Work instructions:
Keep each line of the material that includes "Burglary", and leave out the rest.

Data excerpts:
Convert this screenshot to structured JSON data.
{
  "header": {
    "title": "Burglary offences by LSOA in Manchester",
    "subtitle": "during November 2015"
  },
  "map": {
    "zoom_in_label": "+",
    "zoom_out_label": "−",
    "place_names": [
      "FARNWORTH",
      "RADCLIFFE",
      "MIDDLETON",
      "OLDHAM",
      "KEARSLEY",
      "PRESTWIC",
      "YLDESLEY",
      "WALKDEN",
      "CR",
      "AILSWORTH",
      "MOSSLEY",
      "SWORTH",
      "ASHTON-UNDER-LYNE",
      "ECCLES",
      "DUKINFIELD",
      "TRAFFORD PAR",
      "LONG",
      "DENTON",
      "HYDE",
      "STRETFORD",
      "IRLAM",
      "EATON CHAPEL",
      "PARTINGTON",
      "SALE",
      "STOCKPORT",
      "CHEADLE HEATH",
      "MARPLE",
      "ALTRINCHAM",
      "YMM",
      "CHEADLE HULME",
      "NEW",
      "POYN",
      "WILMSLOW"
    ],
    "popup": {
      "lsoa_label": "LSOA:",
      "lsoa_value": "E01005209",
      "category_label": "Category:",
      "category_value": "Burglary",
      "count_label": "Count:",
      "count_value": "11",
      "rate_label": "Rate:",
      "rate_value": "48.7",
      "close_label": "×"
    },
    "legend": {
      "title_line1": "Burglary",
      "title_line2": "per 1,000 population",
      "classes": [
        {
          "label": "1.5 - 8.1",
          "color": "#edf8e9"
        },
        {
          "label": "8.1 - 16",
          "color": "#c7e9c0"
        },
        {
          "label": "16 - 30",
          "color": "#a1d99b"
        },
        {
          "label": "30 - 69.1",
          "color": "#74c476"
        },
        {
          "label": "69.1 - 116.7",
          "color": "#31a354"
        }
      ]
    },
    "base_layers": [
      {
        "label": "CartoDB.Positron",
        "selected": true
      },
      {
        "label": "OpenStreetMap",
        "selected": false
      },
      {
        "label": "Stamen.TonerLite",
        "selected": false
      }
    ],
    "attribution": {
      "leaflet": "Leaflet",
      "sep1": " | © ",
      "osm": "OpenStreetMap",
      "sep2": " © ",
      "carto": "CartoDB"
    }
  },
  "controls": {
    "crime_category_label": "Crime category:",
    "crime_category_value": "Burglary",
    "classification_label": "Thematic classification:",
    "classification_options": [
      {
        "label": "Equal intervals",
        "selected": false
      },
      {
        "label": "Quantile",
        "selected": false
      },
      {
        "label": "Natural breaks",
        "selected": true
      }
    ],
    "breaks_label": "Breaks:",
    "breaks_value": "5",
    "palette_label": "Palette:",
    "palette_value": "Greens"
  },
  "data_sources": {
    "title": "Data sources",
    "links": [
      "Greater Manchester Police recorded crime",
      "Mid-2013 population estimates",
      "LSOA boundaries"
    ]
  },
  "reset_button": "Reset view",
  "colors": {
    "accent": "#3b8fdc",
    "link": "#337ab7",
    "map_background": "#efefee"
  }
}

Reply:
    "title": "Burglary offences by LSOA in Manchester",
      "category_value": "Burglary",
      "title_line1": "Burglary",
    "crime_category_value": "Burglary",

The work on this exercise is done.